**GOAL OF THE EXERCISE:** Please count the lines in the data below that hold "this" and answer with the number by itself.

Items from an interface collection
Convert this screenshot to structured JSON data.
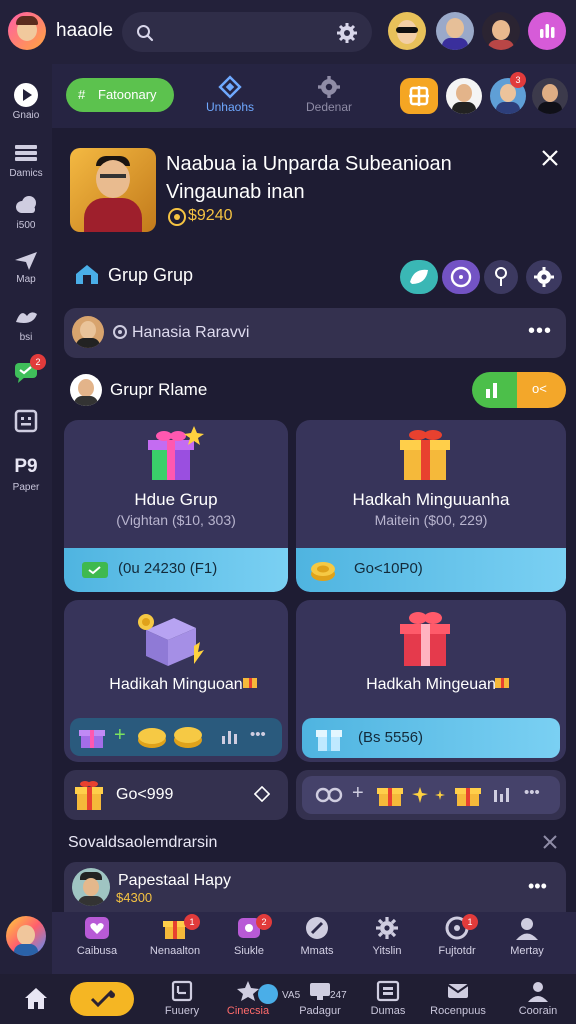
{
  "header": {
    "app_name": "haaole",
    "search_placeholder": "",
    "icons": [
      "search-icon",
      "gear-icon",
      "chart-icon"
    ]
  },
  "sidebar": {
    "items": [
      {
        "label": "Gnaio",
        "icon": "play-icon"
      },
      {
        "label": "Damics",
        "icon": "list-icon"
      },
      {
        "label": "i500",
        "icon": "cloud-icon"
      },
      {
        "label": "Map",
        "icon": "plane-icon"
      },
      {
        "label": "bsi",
        "icon": "bird-icon"
      },
      {
        "label": "",
        "icon": "chat-icon",
        "badge": "2"
      },
      {
        "label": "",
        "icon": "grid-icon"
      },
      {
        "label": "Paper",
        "icon": "p9-icon",
        "glyph": "P9"
      }
    ]
  },
  "tabs": [
    {
      "label": "Fatoonary",
      "active": true
    },
    {
      "label": "Unhaohs",
      "active": false
    },
    {
      "label": "Dedenar",
      "active": false
    }
  ],
  "tab_badges": {
    "right_avatar_badge": "3"
  },
  "banner": {
    "title": "Naabua ia Unparda Subeanioan Vingaunab inan",
    "price": "$9240"
  },
  "group": {
    "title": "Grup Grup",
    "member_name": "Hanasia Raravvi",
    "rlame_title": "Grupr Rlame",
    "toggle_label": "o<"
  },
  "cards": [
    {
      "title": "Hdue Grup",
      "sub": "(Vightan ($10, 303)",
      "bar": "(0u 24230 (F1)"
    },
    {
      "title": "Hadkah Minguuanha",
      "sub": "Maitein ($00, 229)",
      "bar": "Go<10P0)"
    },
    {
      "title": "Hadikah Minguoan",
      "sub": "",
      "bar": ""
    },
    {
      "title": "Hadkah Mingeuan",
      "sub": "",
      "bar": "(Bs 5556)"
    }
  ],
  "go_bar": {
    "label": "Go<999"
  },
  "section": {
    "title": "Sovaldsaolemdrarsin"
  },
  "list_item": {
    "title": "Papestaal Hapy",
    "sub": "$4300"
  },
  "bottom_nav_1": [
    {
      "label": "Caibusa"
    },
    {
      "label": "Nenaalton",
      "badge": "1"
    },
    {
      "label": "Siukle",
      "badge": "2"
    },
    {
      "label": "Mmats"
    },
    {
      "label": "Yitslin"
    },
    {
      "label": "Fujtotdr",
      "badge": "1"
    },
    {
      "label": "Mertay"
    }
  ],
  "bottom_nav_2": [
    {
      "label": ""
    },
    {
      "label": ""
    },
    {
      "label": "Fuuery"
    },
    {
      "label": "Cinecsia"
    },
    {
      "label": "Padagur"
    },
    {
      "label": "Dumas"
    },
    {
      "label": "Rocenpuus"
    },
    {
      "label": "Coorain"
    }
  ],
  "bottom_nav_2_extra": {
    "count1": "VA5",
    "count2": "247"
  },
  "colors": {
    "accent_green": "#5cc24e",
    "accent_blue": "#6fa9ff",
    "gold": "#f5c342",
    "badge_red": "#e13b3b"
  }
}
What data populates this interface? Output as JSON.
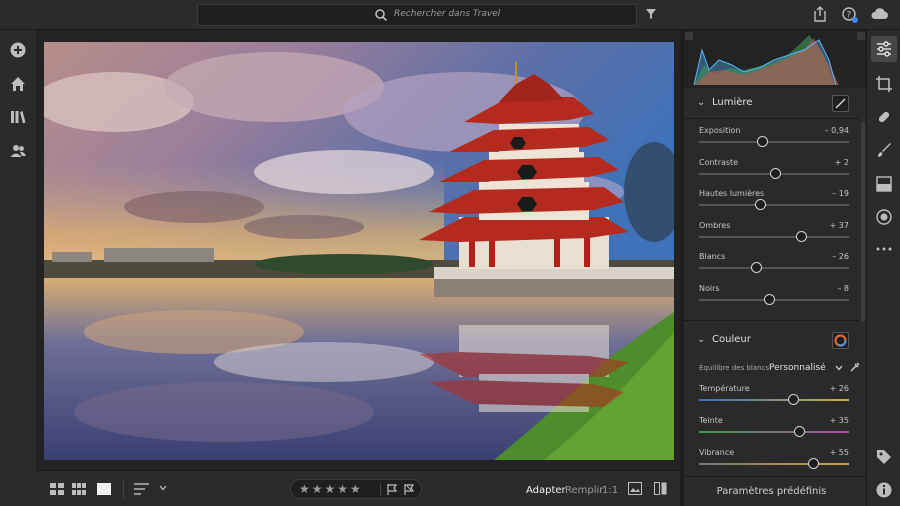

**ANSWER:** 2